# About this exercise
Quote every line below exactly and skip any picture.

# Exercise inputs
___
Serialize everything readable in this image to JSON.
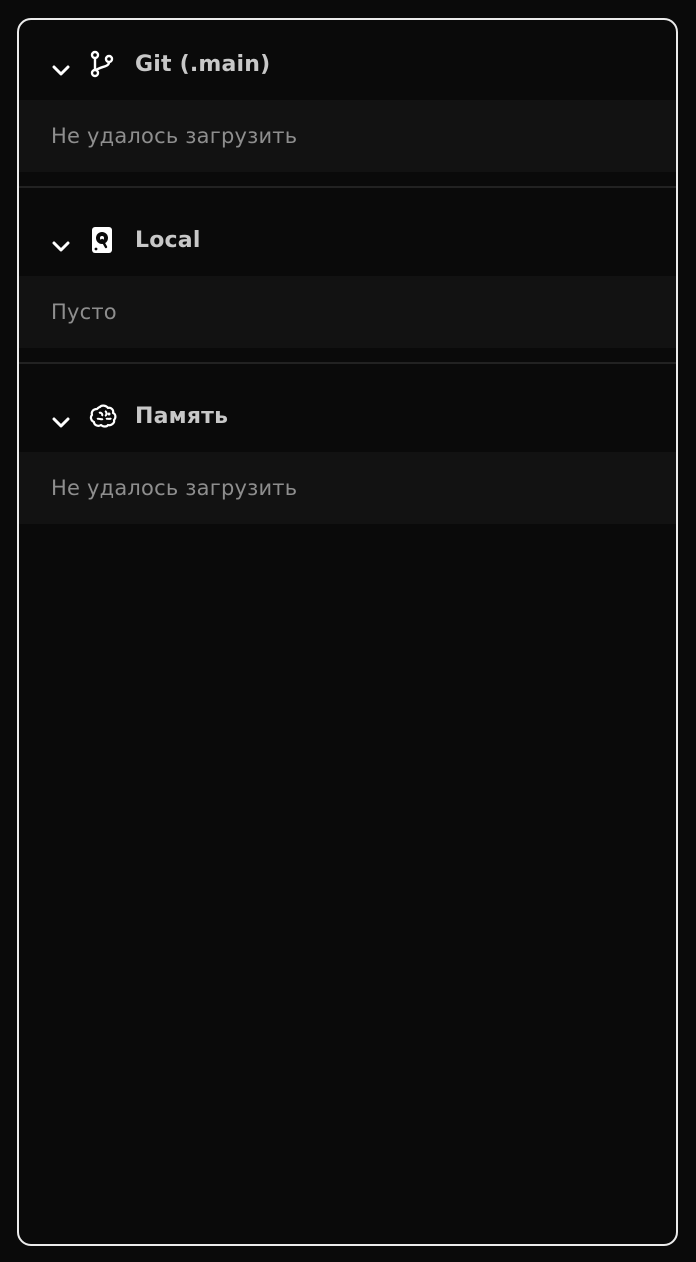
{
  "panel": {
    "sections": [
      {
        "title": "Git (.main)",
        "icon": "git-branch-icon",
        "expanded": true,
        "body": "Не удалось загрузить"
      },
      {
        "title": "Local",
        "icon": "hard-drive-icon",
        "expanded": true,
        "body": "Пусто"
      },
      {
        "title": "Память",
        "icon": "brain-icon",
        "expanded": true,
        "body": "Не удалось загрузить"
      }
    ]
  },
  "colors": {
    "background": "#0a0a0a",
    "panel_border": "#ececec",
    "body_bg": "#121212",
    "title_text": "#c8c8c8",
    "body_text": "#8e8e8e",
    "divider": "#222222"
  }
}
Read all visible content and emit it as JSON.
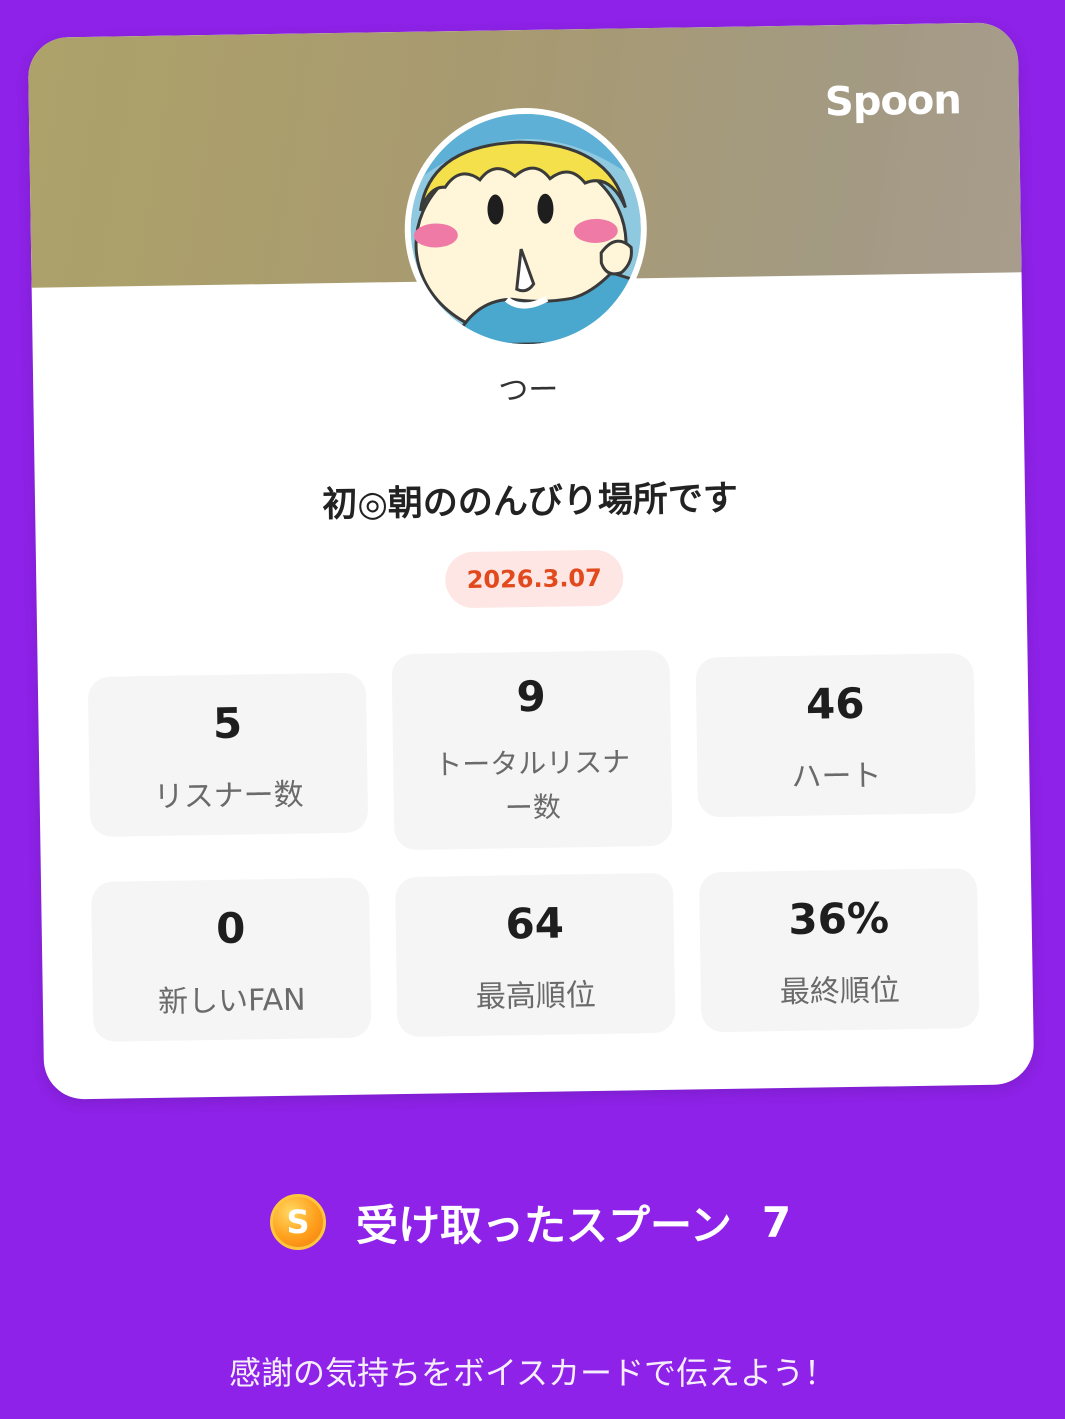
{
  "app": {
    "logo": "Spoon"
  },
  "profile": {
    "username": "つー"
  },
  "broadcast": {
    "title": "初◎朝ののんびり場所です",
    "date": "2026.3.07"
  },
  "stats": [
    {
      "value": "5",
      "label": "リスナー数"
    },
    {
      "value": "9",
      "label": "トータルリスナー数"
    },
    {
      "value": "46",
      "label": "ハート"
    },
    {
      "value": "0",
      "label": "新しいFAN"
    },
    {
      "value": "64",
      "label": "最高順位"
    },
    {
      "value": "36%",
      "label": "最終順位"
    }
  ],
  "spoons": {
    "icon": "spoon-coin-icon",
    "coin_letter": "S",
    "label": "受け取ったスプーン",
    "count": "7"
  },
  "footer": {
    "text": "感謝の気持ちをボイスカードで伝えよう！"
  },
  "colors": {
    "background": "#8e22e8",
    "date_text": "#e24a1d",
    "date_bg": "#fde6e3",
    "card": "#ffffff"
  }
}
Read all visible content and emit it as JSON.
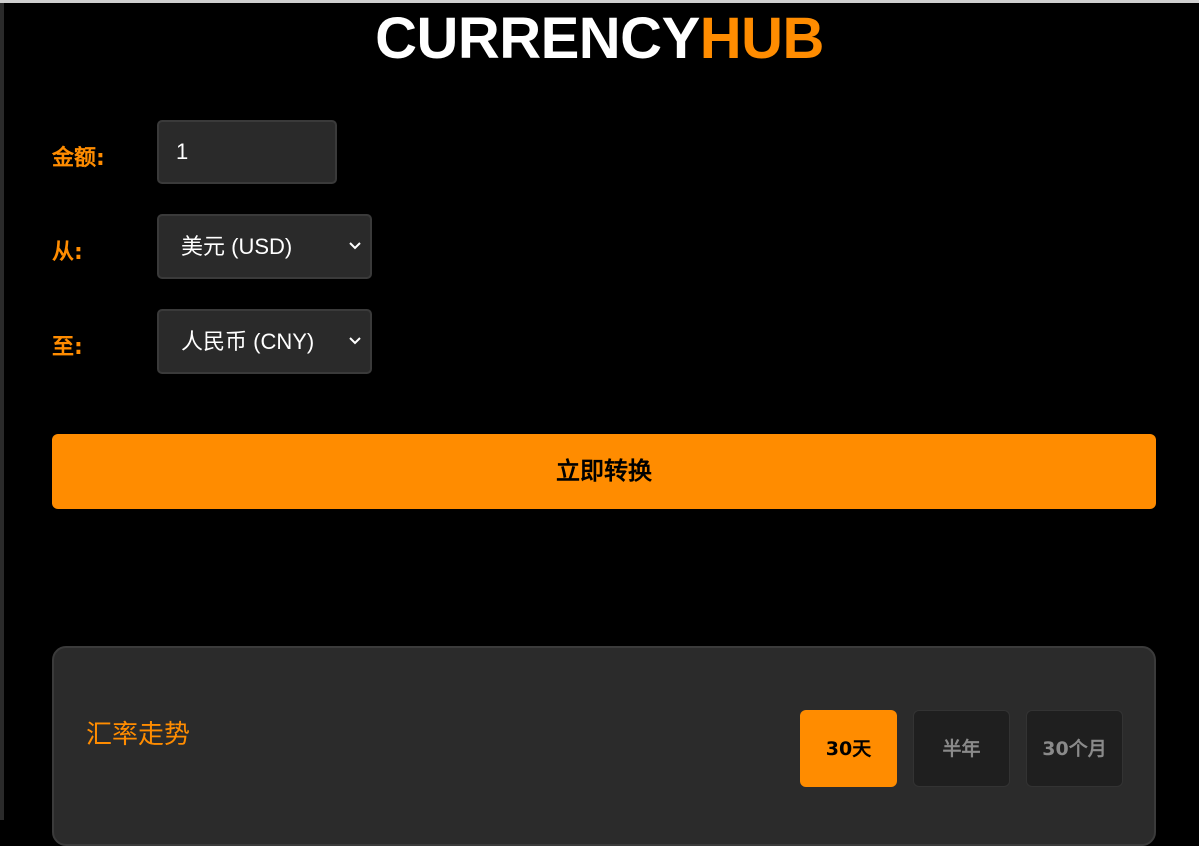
{
  "header": {
    "logo_part1": "CURRENCY",
    "logo_part2": "HUB"
  },
  "form": {
    "amount_label": "金额:",
    "amount_value": "1",
    "from_label": "从:",
    "from_value": "美元 (USD)",
    "to_label": "至:",
    "to_value": "人民币 (CNY)",
    "convert_button": "立即转换"
  },
  "trend": {
    "title": "汇率走势",
    "ranges": [
      {
        "label": "30天",
        "active": true
      },
      {
        "label": "半年",
        "active": false
      },
      {
        "label": "30个月",
        "active": false
      }
    ]
  },
  "colors": {
    "accent": "#ff8c00",
    "background": "#000000",
    "panel": "#2b2b2b"
  }
}
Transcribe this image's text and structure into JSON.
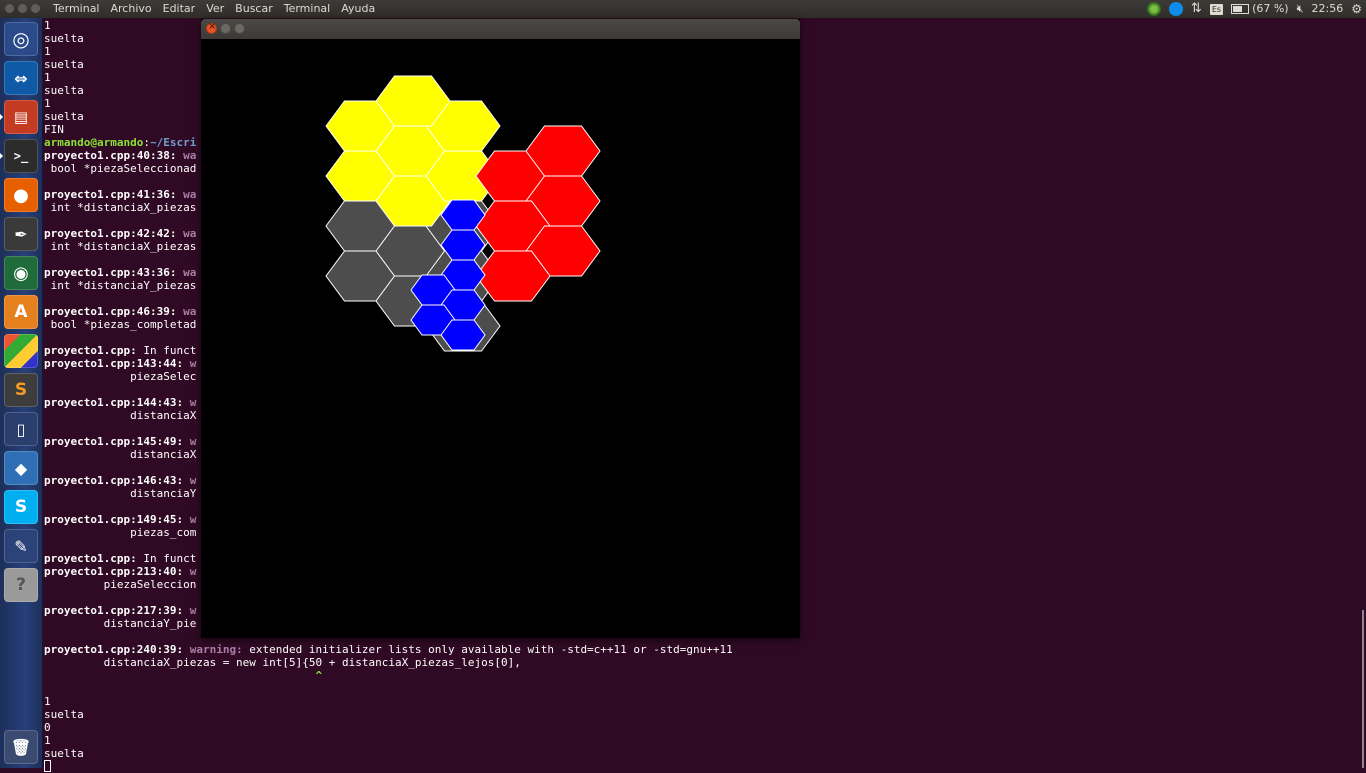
{
  "topbar": {
    "menu": [
      "Terminal",
      "Archivo",
      "Editar",
      "Ver",
      "Buscar",
      "Terminal",
      "Ayuda"
    ],
    "keyboard_layout": "Es",
    "battery": "(67 %)",
    "clock": "22:56"
  },
  "launcher": {
    "items": [
      "dash-icon",
      "teamviewer-icon",
      "files-icon",
      "terminal-icon",
      "firefox-icon",
      "inkscape-icon",
      "webcam-icon",
      "software-center-icon",
      "workspaces-icon",
      "sublime-icon",
      "phone-icon",
      "virtualbox-icon",
      "skype-icon",
      "pen-icon",
      "help-icon",
      "trash-icon"
    ]
  },
  "terminal": {
    "lines": [
      "1",
      "suelta",
      "1",
      "suelta",
      "1",
      "suelta",
      "1",
      "suelta",
      "FIN",
      {
        "prompt_user": "armando@armando",
        "prompt_sep": ":",
        "prompt_path": "~/Escri"
      },
      {
        "loc": "proyecto1.cpp:40:38:",
        "kind": "wa"
      },
      " bool *piezaSeleccionad",
      "",
      {
        "loc": "proyecto1.cpp:41:36:",
        "kind": "wa"
      },
      " int *distanciaX_piezas",
      "",
      {
        "loc": "proyecto1.cpp:42:42:",
        "kind": "wa"
      },
      " int *distanciaX_piezas",
      "",
      {
        "loc": "proyecto1.cpp:43:36:",
        "kind": "wa"
      },
      " int *distanciaY_piezas",
      "",
      {
        "loc": "proyecto1.cpp:46:39:",
        "kind": "wa"
      },
      " bool *piezas_completad",
      "",
      {
        "loc": "proyecto1.cpp:",
        "rest": " In funct"
      },
      {
        "loc": "proyecto1.cpp:143:44:",
        "kind": "w"
      },
      "             piezaSelec",
      "",
      {
        "loc": "proyecto1.cpp:144:43:",
        "kind": "w"
      },
      "             distanciaX",
      "",
      {
        "loc": "proyecto1.cpp:145:49:",
        "kind": "w"
      },
      "             distanciaX",
      "",
      {
        "loc": "proyecto1.cpp:146:43:",
        "kind": "w"
      },
      "             distanciaY",
      "",
      {
        "loc": "proyecto1.cpp:149:45:",
        "kind": "w"
      },
      "             piezas_com",
      "",
      {
        "loc": "proyecto1.cpp:",
        "rest": " In funct"
      },
      {
        "loc": "proyecto1.cpp:213:40:",
        "kind": "w"
      },
      "         piezaSeleccion",
      "",
      {
        "loc": "proyecto1.cpp:217:39:",
        "kind": "w"
      },
      "         distanciaY_pie",
      "",
      {
        "loc": "proyecto1.cpp:240:39:",
        "kind": "warning:",
        "rest": " extended initializer lists only available with -std=c++11 or -std=gnu++11"
      },
      "         distanciaX_piezas = new int[5]{50 + distanciaX_piezas_lejos[0],",
      {
        "caret_pad": "                                         ",
        "caret": "^"
      },
      "",
      "1",
      "suelta",
      "0",
      "1",
      "suelta"
    ]
  },
  "board": {
    "colors": {
      "yellow": "#ffff00",
      "red": "#ff0000",
      "gray": "#4d4d4d",
      "blue": "#0000ff",
      "outline": "#ffffff"
    },
    "pieces": [
      {
        "color": "gray",
        "cells": [
          [
            1,
            5
          ],
          [
            1,
            7
          ],
          [
            2,
            6
          ],
          [
            3,
            5
          ],
          [
            3,
            7
          ]
        ]
      },
      {
        "color": "yellow",
        "cells": [
          [
            1,
            1
          ],
          [
            1,
            3
          ],
          [
            2,
            2
          ],
          [
            2,
            4
          ],
          [
            3,
            1
          ],
          [
            3,
            3
          ],
          [
            2,
            0
          ]
        ]
      },
      {
        "color": "red",
        "cells": [
          [
            4,
            3
          ],
          [
            5,
            2
          ],
          [
            5,
            4
          ],
          [
            4,
            5
          ],
          [
            5,
            6
          ],
          [
            4,
            7
          ]
        ]
      },
      {
        "color": "gray",
        "cells": [
          [
            2,
            8
          ],
          [
            3,
            9
          ]
        ]
      }
    ],
    "small_blue": [
      [
        0,
        0
      ],
      [
        0,
        1
      ],
      [
        0,
        2
      ],
      [
        -1,
        3
      ],
      [
        0,
        3
      ],
      [
        -1,
        4
      ],
      [
        0,
        4
      ]
    ]
  }
}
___
# Response to the exercise
Serialize everything readable in this image to JSON.
{
  "panel": {
    "sections": [
      {
        "title": "Git (.main)",
        "icon": "git-branch-icon",
        "expanded": true,
        "body": "Не удалось загрузить"
      },
      {
        "title": "Local",
        "icon": "hard-drive-icon",
        "expanded": true,
        "body": "Пусто"
      },
      {
        "title": "Память",
        "icon": "brain-icon",
        "expanded": true,
        "body": "Не удалось загрузить"
      }
    ]
  },
  "colors": {
    "background": "#0a0a0a",
    "panel_border": "#ececec",
    "body_bg": "#121212",
    "title_text": "#c8c8c8",
    "body_text": "#8e8e8e",
    "divider": "#222222"
  }
}
Read all visible content and emit it as JSON.
{
  "app": {
    "logo": "Spoon"
  },
  "profile": {
    "username": "つー"
  },
  "broadcast": {
    "title": "初◎朝ののんびり場所です",
    "date": "2026.3.07"
  },
  "stats": [
    {
      "value": "5",
      "label": "リスナー数"
    },
    {
      "value": "9",
      "label": "トータルリスナー数"
    },
    {
      "value": "46",
      "label": "ハート"
    },
    {
      "value": "0",
      "label": "新しいFAN"
    },
    {
      "value": "64",
      "label": "最高順位"
    },
    {
      "value": "36%",
      "label": "最終順位"
    }
  ],
  "spoons": {
    "icon": "spoon-coin-icon",
    "coin_letter": "S",
    "label": "受け取ったスプーン",
    "count": "7"
  },
  "footer": {
    "text": "感謝の気持ちをボイスカードで伝えよう！"
  },
  "colors": {
    "background": "#8e22e8",
    "date_text": "#e24a1d",
    "date_bg": "#fde6e3",
    "card": "#ffffff"
  }
}
Read all visible content and emit it as JSON.
{
  "header": {
    "logo_part1": "CURRENCY",
    "logo_part2": "HUB"
  },
  "form": {
    "amount_label": "金额:",
    "amount_value": "1",
    "from_label": "从:",
    "from_value": "美元 (USD)",
    "to_label": "至:",
    "to_value": "人民币 (CNY)",
    "convert_button": "立即转换"
  },
  "trend": {
    "title": "汇率走势",
    "ranges": [
      {
        "label": "30天",
        "active": true
      },
      {
        "label": "半年",
        "active": false
      },
      {
        "label": "30个月",
        "active": false
      }
    ]
  },
  "colors": {
    "accent": "#ff8c00",
    "background": "#000000",
    "panel": "#2b2b2b"
  }
}
Transcribe this image's text and structure into JSON.
{
  "topbar": {
    "menu": [
      "Terminal",
      "Archivo",
      "Editar",
      "Ver",
      "Buscar",
      "Terminal",
      "Ayuda"
    ],
    "keyboard_layout": "Es",
    "battery": "(67 %)",
    "clock": "22:56"
  },
  "launcher": {
    "items": [
      "dash-icon",
      "teamviewer-icon",
      "files-icon",
      "terminal-icon",
      "firefox-icon",
      "inkscape-icon",
      "webcam-icon",
      "software-center-icon",
      "workspaces-icon",
      "sublime-icon",
      "phone-icon",
      "virtualbox-icon",
      "skype-icon",
      "pen-icon",
      "help-icon",
      "trash-icon"
    ]
  },
  "terminal": {
    "lines": [
      "1",
      "suelta",
      "1",
      "suelta",
      "1",
      "suelta",
      "1",
      "suelta",
      "FIN",
      {
        "prompt_user": "armando@armando",
        "prompt_sep": ":",
        "prompt_path": "~/Escri"
      },
      {
        "loc": "proyecto1.cpp:40:38:",
        "kind": "wa"
      },
      " bool *piezaSeleccionad",
      "",
      {
        "loc": "proyecto1.cpp:41:36:",
        "kind": "wa"
      },
      " int *distanciaX_piezas",
      "",
      {
        "loc": "proyecto1.cpp:42:42:",
        "kind": "wa"
      },
      " int *distanciaX_piezas",
      "",
      {
        "loc": "proyecto1.cpp:43:36:",
        "kind": "wa"
      },
      " int *distanciaY_piezas",
      "",
      {
        "loc": "proyecto1.cpp:46:39:",
        "kind": "wa"
      },
      " bool *piezas_completad",
      "",
      {
        "loc": "proyecto1.cpp:",
        "rest": " In funct"
      },
      {
        "loc": "proyecto1.cpp:143:44:",
        "kind": "w"
      },
      "             piezaSelec",
      "",
      {
        "loc": "proyecto1.cpp:144:43:",
        "kind": "w"
      },
      "             distanciaX",
      "",
      {
        "loc": "proyecto1.cpp:145:49:",
        "kind": "w"
      },
      "             distanciaX",
      "",
      {
        "loc": "proyecto1.cpp:146:43:",
        "kind": "w"
      },
      "             distanciaY",
      "",
      {
        "loc": "proyecto1.cpp:149:45:",
        "kind": "w"
      },
      "             piezas_com",
      "",
      {
        "loc": "proyecto1.cpp:",
        "rest": " In funct"
      },
      {
        "loc": "proyecto1.cpp:213:40:",
        "kind": "w"
      },
      "         piezaSeleccion",
      "",
      {
        "loc": "proyecto1.cpp:217:39:",
        "kind": "w"
      },
      "         distanciaY_pie",
      "",
      {
        "loc": "proyecto1.cpp:240:39:",
        "kind": "warning:",
        "rest": " extended initializer lists only available with -std=c++11 or -std=gnu++11"
      },
      "         distanciaX_piezas = new int[5]{50 + distanciaX_piezas_lejos[0],",
      {
        "caret_pad": "                                         ",
        "caret": "^"
      },
      "",
      "1",
      "suelta",
      "0",
      "1",
      "suelta"
    ]
  },
  "board": {
    "colors": {
      "yellow": "#ffff00",
      "red": "#ff0000",
      "gray": "#4d4d4d",
      "blue": "#0000ff",
      "outline": "#ffffff"
    },
    "pieces": [
      {
        "color": "gray",
        "cells": [
          [
            1,
            5
          ],
          [
            1,
            7
          ],
          [
            2,
            6
          ],
          [
            3,
            5
          ],
          [
            3,
            7
          ]
        ]
      },
      {
        "color": "yellow",
        "cells": [
          [
            1,
            1
          ],
          [
            1,
            3
          ],
          [
            2,
            2
          ],
          [
            2,
            4
          ],
          [
            3,
            1
          ],
          [
            3,
            3
          ],
          [
            2,
            0
          ]
        ]
      },
      {
        "color": "red",
        "cells": [
          [
            4,
            3
          ],
          [
            5,
            2
          ],
          [
            5,
            4
          ],
          [
            4,
            5
          ],
          [
            5,
            6
          ],
          [
            4,
            7
          ]
        ]
      },
      {
        "color": "gray",
        "cells": [
          [
            2,
            8
          ],
          [
            3,
            9
          ]
        ]
      }
    ],
    "small_blue": [
      [
        0,
        0
      ],
      [
        0,
        1
      ],
      [
        0,
        2
      ],
      [
        -1,
        3
      ],
      [
        0,
        3
      ],
      [
        -1,
        4
      ],
      [
        0,
        4
      ]
    ]
  }
}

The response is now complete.